• Your assignment: What you return must be the complete listing, unchanged.

• Supplied records:
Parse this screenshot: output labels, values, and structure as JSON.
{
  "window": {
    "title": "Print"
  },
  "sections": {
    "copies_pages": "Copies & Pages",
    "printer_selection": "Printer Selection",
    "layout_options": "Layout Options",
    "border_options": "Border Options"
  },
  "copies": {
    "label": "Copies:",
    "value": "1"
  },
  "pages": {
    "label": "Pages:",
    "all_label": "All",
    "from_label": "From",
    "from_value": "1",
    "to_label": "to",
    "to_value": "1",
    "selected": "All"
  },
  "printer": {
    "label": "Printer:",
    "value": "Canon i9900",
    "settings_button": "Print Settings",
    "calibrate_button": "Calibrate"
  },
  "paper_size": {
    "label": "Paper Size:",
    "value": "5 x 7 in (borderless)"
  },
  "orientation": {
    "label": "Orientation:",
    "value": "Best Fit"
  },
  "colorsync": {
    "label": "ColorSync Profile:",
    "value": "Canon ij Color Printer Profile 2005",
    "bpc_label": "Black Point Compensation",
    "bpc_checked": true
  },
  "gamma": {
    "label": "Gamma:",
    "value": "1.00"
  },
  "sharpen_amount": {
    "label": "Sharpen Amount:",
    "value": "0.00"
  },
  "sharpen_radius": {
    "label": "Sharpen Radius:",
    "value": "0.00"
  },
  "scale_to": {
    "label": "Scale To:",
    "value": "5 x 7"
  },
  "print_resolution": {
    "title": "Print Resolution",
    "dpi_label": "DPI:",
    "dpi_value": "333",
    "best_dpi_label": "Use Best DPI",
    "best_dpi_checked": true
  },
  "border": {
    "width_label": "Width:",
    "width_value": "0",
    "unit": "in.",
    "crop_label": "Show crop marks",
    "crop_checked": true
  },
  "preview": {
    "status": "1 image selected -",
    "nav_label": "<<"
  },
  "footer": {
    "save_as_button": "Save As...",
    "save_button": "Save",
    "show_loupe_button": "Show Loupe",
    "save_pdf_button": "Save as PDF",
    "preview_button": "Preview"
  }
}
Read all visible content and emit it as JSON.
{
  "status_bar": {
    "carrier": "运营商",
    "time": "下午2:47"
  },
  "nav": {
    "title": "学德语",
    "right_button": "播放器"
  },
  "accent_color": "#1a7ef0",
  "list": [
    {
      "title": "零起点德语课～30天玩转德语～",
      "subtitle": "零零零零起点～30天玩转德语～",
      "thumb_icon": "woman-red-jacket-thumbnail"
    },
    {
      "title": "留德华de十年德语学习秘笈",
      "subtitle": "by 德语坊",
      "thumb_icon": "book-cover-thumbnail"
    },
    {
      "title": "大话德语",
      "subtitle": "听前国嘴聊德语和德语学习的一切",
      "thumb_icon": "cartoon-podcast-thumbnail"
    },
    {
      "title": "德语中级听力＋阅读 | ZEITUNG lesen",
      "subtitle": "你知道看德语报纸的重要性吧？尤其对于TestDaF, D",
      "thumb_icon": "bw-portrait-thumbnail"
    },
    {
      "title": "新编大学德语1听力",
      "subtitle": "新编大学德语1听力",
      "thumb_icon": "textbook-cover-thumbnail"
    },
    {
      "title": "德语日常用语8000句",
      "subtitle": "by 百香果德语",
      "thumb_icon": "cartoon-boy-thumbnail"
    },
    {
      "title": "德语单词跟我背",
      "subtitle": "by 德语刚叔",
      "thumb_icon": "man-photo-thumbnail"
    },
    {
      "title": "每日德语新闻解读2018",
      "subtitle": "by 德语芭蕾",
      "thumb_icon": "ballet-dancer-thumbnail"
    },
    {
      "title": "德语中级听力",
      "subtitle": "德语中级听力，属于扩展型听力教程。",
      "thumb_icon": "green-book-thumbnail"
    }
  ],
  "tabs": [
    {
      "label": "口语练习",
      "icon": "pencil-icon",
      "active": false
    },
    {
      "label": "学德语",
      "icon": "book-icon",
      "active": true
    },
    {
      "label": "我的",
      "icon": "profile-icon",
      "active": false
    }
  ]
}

• Response:
Parse this screenshot: output labels, values, and structure as JSON.
{
  "window": {
    "title": "Print"
  },
  "sections": {
    "copies_pages": "Copies & Pages",
    "printer_selection": "Printer Selection",
    "layout_options": "Layout Options",
    "border_options": "Border Options"
  },
  "copies": {
    "label": "Copies:",
    "value": "1"
  },
  "pages": {
    "label": "Pages:",
    "all_label": "All",
    "from_label": "From",
    "from_value": "1",
    "to_label": "to",
    "to_value": "1",
    "selected": "All"
  },
  "printer": {
    "label": "Printer:",
    "value": "Canon i9900",
    "settings_button": "Print Settings",
    "calibrate_button": "Calibrate"
  },
  "paper_size": {
    "label": "Paper Size:",
    "value": "5 x 7 in (borderless)"
  },
  "orientation": {
    "label": "Orientation:",
    "value": "Best Fit"
  },
  "colorsync": {
    "label": "ColorSync Profile:",
    "value": "Canon ij Color Printer Profile 2005",
    "bpc_label": "Black Point Compensation",
    "bpc_checked": true
  },
  "gamma": {
    "label": "Gamma:",
    "value": "1.00"
  },
  "sharpen_amount": {
    "label": "Sharpen Amount:",
    "value": "0.00"
  },
  "sharpen_radius": {
    "label": "Sharpen Radius:",
    "value": "0.00"
  },
  "scale_to": {
    "label": "Scale To:",
    "value": "5 x 7"
  },
  "print_resolution": {
    "title": "Print Resolution",
    "dpi_label": "DPI:",
    "dpi_value": "333",
    "best_dpi_label": "Use Best DPI",
    "best_dpi_checked": true
  },
  "border": {
    "width_label": "Width:",
    "width_value": "0",
    "unit": "in.",
    "crop_label": "Show crop marks",
    "crop_checked": true
  },
  "preview": {
    "status": "1 image selected -",
    "nav_label": "<<"
  },
  "footer": {
    "save_as_button": "Save As...",
    "save_button": "Save",
    "show_loupe_button": "Show Loupe",
    "save_pdf_button": "Save as PDF",
    "preview_button": "Preview"
  }
}
Read all visible content and emit it as JSON.
{
  "status_bar": {
    "carrier": "运营商",
    "time": "下午2:47"
  },
  "nav": {
    "title": "学德语",
    "right_button": "播放器"
  },
  "accent_color": "#1a7ef0",
  "list": [
    {
      "title": "零起点德语课～30天玩转德语～",
      "subtitle": "零零零零起点～30天玩转德语～",
      "thumb_icon": "woman-red-jacket-thumbnail"
    },
    {
      "title": "留德华de十年德语学习秘笈",
      "subtitle": "by 德语坊",
      "thumb_icon": "book-cover-thumbnail"
    },
    {
      "title": "大话德语",
      "subtitle": "听前国嘴聊德语和德语学习的一切",
      "thumb_icon": "cartoon-podcast-thumbnail"
    },
    {
      "title": "德语中级听力＋阅读 | ZEITUNG lesen",
      "subtitle": "你知道看德语报纸的重要性吧？尤其对于TestDaF, D",
      "thumb_icon": "bw-portrait-thumbnail"
    },
    {
      "title": "新编大学德语1听力",
      "subtitle": "新编大学德语1听力",
      "thumb_icon": "textbook-cover-thumbnail"
    },
    {
      "title": "德语日常用语8000句",
      "subtitle": "by 百香果德语",
      "thumb_icon": "cartoon-boy-thumbnail"
    },
    {
      "title": "德语单词跟我背",
      "subtitle": "by 德语刚叔",
      "thumb_icon": "man-photo-thumbnail"
    },
    {
      "title": "每日德语新闻解读2018",
      "subtitle": "by 德语芭蕾",
      "thumb_icon": "ballet-dancer-thumbnail"
    },
    {
      "title": "德语中级听力",
      "subtitle": "德语中级听力，属于扩展型听力教程。",
      "thumb_icon": "green-book-thumbnail"
    }
  ],
  "tabs": [
    {
      "label": "口语练习",
      "icon": "pencil-icon",
      "active": false
    },
    {
      "label": "学德语",
      "icon": "book-icon",
      "active": true
    },
    {
      "label": "我的",
      "icon": "profile-icon",
      "active": false
    }
  ]
}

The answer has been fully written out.